Keith Law (subs. req’d) released his first mock draft of the year earlier this week, and he has the Twins taking Louisville 1B/LHP Brendan McKay with the No. 1 pick. California HS SS/RHP Hunter Greene, the consensus top prospect in the 2017 draft class, is expected to slip to the Reds with the second overall pick. Lucky them. Law has the Yankees taking California HS 1B Nick Pratto with their first round pick, No. 16 overall. From Law:

Pratto seems to have separated himself as the best pure hitter among the high school crop this year, though high school first basemen taken high don’t have the greatest track record either.

Here’s my Pratto write-up. On paper, Pratto fits the Yankees.
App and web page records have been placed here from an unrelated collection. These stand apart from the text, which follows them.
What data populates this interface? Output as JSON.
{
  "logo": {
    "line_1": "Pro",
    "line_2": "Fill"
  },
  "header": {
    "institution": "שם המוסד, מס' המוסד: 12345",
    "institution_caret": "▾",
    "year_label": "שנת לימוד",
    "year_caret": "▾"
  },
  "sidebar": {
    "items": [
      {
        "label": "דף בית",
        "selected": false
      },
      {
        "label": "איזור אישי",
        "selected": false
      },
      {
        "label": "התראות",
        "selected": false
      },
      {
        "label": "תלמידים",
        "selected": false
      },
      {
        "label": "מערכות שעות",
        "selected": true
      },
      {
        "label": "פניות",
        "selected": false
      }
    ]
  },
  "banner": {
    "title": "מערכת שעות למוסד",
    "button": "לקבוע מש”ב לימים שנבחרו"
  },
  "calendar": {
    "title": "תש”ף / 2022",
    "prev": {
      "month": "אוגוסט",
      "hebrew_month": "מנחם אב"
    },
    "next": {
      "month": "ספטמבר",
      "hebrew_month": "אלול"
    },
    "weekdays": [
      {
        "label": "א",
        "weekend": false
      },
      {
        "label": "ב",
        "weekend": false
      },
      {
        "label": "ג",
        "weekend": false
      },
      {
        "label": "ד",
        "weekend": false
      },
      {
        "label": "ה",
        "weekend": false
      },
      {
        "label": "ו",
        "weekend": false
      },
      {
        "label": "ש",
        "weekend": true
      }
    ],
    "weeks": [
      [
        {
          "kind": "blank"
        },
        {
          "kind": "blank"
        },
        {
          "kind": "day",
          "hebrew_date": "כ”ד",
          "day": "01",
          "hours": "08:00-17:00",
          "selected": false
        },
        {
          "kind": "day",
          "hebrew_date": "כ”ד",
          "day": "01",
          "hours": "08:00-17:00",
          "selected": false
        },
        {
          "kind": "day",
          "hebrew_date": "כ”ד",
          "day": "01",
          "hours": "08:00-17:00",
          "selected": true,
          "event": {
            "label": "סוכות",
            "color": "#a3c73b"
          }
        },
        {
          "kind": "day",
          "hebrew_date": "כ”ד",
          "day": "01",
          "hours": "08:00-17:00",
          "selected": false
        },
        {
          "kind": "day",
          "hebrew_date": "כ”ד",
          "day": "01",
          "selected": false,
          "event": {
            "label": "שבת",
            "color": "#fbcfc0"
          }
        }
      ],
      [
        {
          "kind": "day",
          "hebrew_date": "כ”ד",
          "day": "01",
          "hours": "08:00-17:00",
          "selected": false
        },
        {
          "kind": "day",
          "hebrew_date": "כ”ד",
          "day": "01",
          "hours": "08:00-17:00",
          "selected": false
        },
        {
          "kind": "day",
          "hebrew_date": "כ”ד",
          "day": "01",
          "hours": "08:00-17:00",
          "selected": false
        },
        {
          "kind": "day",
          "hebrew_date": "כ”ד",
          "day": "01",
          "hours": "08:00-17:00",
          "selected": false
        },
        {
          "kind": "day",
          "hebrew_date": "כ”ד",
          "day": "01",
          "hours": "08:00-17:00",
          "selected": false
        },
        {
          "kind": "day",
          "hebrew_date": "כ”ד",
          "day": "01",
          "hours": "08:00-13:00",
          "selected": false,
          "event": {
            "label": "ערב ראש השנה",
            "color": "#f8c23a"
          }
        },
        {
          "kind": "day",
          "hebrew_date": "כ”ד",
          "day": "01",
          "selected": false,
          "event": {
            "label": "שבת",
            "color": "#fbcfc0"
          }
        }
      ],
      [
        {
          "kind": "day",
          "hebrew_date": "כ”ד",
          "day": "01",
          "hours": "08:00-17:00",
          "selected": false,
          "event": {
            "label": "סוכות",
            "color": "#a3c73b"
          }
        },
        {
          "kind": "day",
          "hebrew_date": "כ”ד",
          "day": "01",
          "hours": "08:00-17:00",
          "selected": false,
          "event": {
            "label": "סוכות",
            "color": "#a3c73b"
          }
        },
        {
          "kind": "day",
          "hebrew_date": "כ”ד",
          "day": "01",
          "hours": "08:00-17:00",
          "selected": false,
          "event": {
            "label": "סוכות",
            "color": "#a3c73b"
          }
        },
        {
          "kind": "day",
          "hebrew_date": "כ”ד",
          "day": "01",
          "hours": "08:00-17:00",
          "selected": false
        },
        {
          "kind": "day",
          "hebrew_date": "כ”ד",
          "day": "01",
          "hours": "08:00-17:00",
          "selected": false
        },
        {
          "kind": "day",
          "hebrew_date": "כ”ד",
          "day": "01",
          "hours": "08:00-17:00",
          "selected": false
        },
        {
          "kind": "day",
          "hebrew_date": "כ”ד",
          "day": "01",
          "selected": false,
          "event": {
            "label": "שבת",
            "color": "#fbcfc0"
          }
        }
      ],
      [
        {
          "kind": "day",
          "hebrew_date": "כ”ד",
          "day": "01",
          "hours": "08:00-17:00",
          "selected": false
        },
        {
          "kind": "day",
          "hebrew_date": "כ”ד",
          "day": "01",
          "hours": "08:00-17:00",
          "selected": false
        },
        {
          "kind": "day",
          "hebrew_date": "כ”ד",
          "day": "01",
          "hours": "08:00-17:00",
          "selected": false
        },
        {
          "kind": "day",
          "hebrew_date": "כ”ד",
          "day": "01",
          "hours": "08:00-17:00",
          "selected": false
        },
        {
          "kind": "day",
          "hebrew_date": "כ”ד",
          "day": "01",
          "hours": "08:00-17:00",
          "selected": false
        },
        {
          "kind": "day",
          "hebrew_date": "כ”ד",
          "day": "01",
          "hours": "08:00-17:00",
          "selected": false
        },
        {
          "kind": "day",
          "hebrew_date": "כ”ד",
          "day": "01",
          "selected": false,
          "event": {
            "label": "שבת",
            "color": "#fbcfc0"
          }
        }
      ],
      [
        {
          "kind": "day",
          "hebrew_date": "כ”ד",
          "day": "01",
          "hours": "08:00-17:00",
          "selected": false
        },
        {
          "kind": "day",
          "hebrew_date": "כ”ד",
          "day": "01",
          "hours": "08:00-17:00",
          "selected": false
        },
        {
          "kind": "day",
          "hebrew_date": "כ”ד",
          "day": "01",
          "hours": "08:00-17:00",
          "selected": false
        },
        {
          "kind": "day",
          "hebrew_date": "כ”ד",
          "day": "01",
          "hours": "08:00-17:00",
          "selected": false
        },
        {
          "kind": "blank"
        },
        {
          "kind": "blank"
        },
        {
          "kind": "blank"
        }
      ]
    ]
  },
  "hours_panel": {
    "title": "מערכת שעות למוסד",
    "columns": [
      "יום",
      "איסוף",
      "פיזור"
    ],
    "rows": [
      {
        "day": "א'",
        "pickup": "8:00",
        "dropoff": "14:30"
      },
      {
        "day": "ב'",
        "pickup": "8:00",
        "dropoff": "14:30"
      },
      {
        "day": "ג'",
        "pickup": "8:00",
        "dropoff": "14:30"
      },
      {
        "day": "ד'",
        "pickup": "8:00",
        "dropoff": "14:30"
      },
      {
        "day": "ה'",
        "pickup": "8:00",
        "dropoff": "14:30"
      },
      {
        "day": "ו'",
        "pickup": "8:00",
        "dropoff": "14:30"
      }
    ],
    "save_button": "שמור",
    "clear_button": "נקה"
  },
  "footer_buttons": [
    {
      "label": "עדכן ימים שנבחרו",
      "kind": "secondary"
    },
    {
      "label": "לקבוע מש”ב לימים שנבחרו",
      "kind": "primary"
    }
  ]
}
Scouting director Damon Oppenheimer has a known affinity for Southern California players, and the Yankees also have a thing for advanced high school bats. They pounced when Rutherford fell into their laps last year. Back in the day, before the bonus pools took the fun out of everything, they paid Greg Bird and Tyler Austin overslot bonuses when their polished bats slipped into the later rounds. The 2017 draft is a little more than five weeks away now.

Loria tried to trade for Jeter with Expos

Jeet & Vlad. (Nick Laham/Getty)
Jeet & Vlad. (Nick Laham/Getty)

Here’s a fun old trade rumor. According to Steven Marcus, Jeffrey Loria ordered general manager Jim Beattie to call the Yankees and make a trade offer for Derek Jeter back in 1999, when Loria owned the Expos. The offer: Vladimir Guerrero for Jeter. Fun! Here’s more from Marcus:

“Mr. Loria really wanted Jeter,’’ said Beattie, a former Yankees pitcher who now is a scout for the Blue Jays. “I kept telling him it wasn’t going to happen and he said, ‘Well, you have to make the call.’ I called (Brian Cashman) and at a point I said, ‘Jeffrey is really interested in Jeter.’ Cash said, ‘No, we’re not going to trade.’ I said, ‘I understand that. Just for conversation and I’m not even sure we would do this, would you trade him for Guerrero?’

“There was silence on the other end. He said, ‘Would you do that?’

“Cash said, ‘That’s a crazy offer, but I’m just not going to trade him. He is a franchise player for us and we’re not going to trade him.’ You could try to trade for him, but they weren’t going to trade him. Yeah, there was an effort.’’

This happened during the 1999-2000 offseason. Jeter, then 25, hit .349/.438/.552 (156 wRC+) with 24 home runs in 1999, in what very well might have been the best season of his career. Vlad was about to turn 25, and he’d hit .316/.378/.600 (139 wRC+) with 42 homers in 1999. This would have been the mother of all blockbusters. Young superstar for young superstar. Carlos Correa for Mookie Betts. Corey Seager for Kris Bryant. Something like that.

Jeter is a no-doubt Hall of Famer and chances are Vlad will get in at some point as well — he fell 15 votes short of induction this past winter — though you can understand why the Yankees said no. They’d just won their third World Series title in the past four years, and Jeter was the face of the franchise. Also, shortstops like Jeter are harder to find than corner outfielders like Guerrero. Still, fun! Loria is a native New Yorker who has made it no secret he admires the Yankees. It’s no surprise he tried to acquire their franchise player once upon a time.

Yankees projected to cut luxury tax bill

According to Ronald Blum, the Yankees are projected to cut their luxury tax bill by nearly $20M this season. Calculations from the commissioner’s office put the team’s luxury tax bill at roughly $9M right now, down from the $27.4M they paid last year. The Yankees are taxed at the maximum 50% rate, so that combined with the $195M threshold suggests their payroll for luxury tax purposes is $213M right now.

Keep in mind the luxury tax payroll is subject to change based on call-ups and send downs, as well as any midseason trades. The Yankees could very well end up buying at the deadline, which would increase payroll. And heck, they could also end up selling again should they fall out of the race. Masahiro Tanaka and Dellin Betances would be their top trade chips, and dealing them would save more luxury tax. The team’s goal is, of course, to get under $197M luxury tax threshold next year, once the monster Alex Rodriguez and CC Sabathia (and Tanaka?) contracts are off the books.